1. Colonists from Europe to the future U.S. in the early 1600s practiced cannibalism when it was necessary. At the same time, members of the leisure class of England were loath to work and would much rather indenture and enslave people (especially blacks and native Americans) to work for them. Working in the colonies was hard, so whites tried multiple methods to subdue other people to work for them. This is not true of all whites, obviously, but it was enough to create institutionally supported crimes against humanity.
2. These sins stem from hubris: "If you were a colonist, you knew that your technology was superior to the Indians'. You knew that you were civilized, and they were savages... But your superior technology had proved insufficient to extract anything. The Indians, keeping to themselves, laughed at your superior methods and lived from the land more abundantly and with less labor than you did... And when your own people started deserting in order to live with them, it was too much... So you killed the Indians, tortured them, burned their villages, burned their cornfields. It proved your superiority, in spite of your failures. And you gave similar treatment to any of your own people who succumbed to their savage ways of life." ~ from Edmund Morgan's American Slavery, American Freedom
3. Zinn talks about the African culture(s) whites plucked slaves from, how they were advanced and beautiful but certainly far from perfect (they had wars, human sacrifice, a caste system, and even a form of slavery, too). The point is that their way of life was not inherently inferior to the European model. Their sense of community, to Zinn anyway, was remarkable.
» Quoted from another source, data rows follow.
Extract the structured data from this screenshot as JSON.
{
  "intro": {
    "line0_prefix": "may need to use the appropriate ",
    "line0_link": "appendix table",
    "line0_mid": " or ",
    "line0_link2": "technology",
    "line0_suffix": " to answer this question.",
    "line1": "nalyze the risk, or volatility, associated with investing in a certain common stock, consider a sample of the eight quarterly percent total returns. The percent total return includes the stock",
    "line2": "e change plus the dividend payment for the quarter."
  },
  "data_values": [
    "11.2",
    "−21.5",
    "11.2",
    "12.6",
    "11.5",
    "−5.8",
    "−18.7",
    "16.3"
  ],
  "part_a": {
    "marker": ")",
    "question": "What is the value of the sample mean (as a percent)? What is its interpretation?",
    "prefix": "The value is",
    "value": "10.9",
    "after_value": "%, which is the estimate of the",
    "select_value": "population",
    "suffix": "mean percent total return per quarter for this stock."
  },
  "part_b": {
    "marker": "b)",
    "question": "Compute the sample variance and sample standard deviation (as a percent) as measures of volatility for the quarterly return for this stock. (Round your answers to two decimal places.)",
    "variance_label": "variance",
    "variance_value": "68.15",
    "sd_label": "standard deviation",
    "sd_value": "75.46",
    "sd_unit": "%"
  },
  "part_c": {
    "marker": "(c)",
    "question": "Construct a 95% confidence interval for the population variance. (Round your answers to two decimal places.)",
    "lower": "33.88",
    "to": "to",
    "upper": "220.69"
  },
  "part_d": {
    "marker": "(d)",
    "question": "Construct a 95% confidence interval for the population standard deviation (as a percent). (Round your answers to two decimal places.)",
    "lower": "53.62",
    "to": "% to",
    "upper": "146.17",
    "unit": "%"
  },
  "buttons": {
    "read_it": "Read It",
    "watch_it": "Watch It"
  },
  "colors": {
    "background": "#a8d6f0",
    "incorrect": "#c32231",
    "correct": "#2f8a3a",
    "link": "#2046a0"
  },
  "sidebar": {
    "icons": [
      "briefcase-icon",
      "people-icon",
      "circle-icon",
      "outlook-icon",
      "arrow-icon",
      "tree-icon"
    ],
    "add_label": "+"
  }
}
4. To quote Zinn at length: "African slavery is hardly to be praised. But it was far different from plantation or mining slavery in the Americas, which was lifelong, morally crippling, destructive of family ties, without hope of any future. African slavery lacked two elements that made American slavery the most cruel form of slavery in history: the frenzy for limitless profit that comes from capitalistic agriculture; the reduction of the slave to less than human status by the use of racial hatred, with that relentless clarity based on color, where white was master, black was slave. In fact, it was because they came from a settled culture, of tribal customs and family ties, of communal life and traditional ritual, that African blacks found themselves especially helpless when removed from this."
5. In case you've forgotten how awful the transportation conditions were, please read about it in this chapter.
6. Zinn suggests that segregation had to be legally enforced because slaves and servants were fraternizing: blacks, natives, mulattos, and whites all being *gasp* friendly and intimate was too much for those in power. It's reminiscent to me, as many things are, of Jensen's Premises, specifically #4. People in power will do what is necessary to enforce the hierarchies that economically benefit them the most, even when it's inhuman(e) to do so.... And then, wow, a dozen paragraphs after I wrote that, I read Zinn's spin on it: "It was an intricate and powerful system of control that the slaveowners developed to maintain their labor supply and their way of life, a system both subtle and crude, involving every device that social orders employ for keeping power and wealth where it is."
7. Zinn wrote in his first chapter that he's trying to retell history from a different perspective but not to make us feel impotent shame and rage (my words, not his). His "where do we go from here" point from this second chapter seems to be: "that the elements of this web [of racism] are historical, not 'natural.' This does not mean that they are easily disentangled, dismantled. It means only that there is a possibility for something else, under historical conditions not yet realized. And one of these conditions would be the elimination of that class exploitation which has made poor whites desperate for small gifts of status, and has prevented that unity of black and white necessary for joint rebellion and reconstruction." It was true then and it sounds pretty darn true now as U.S. politicians frame their arguments in ways to either pit rich against poor or middle class against middle class, all while the powerfully somewhat rich seek to keep and expand their power. Class warfare continues. Racial warfare is easier, as "Americans" can point at red and brown and black people and blame them for occupying space "we" think is ours by divine right.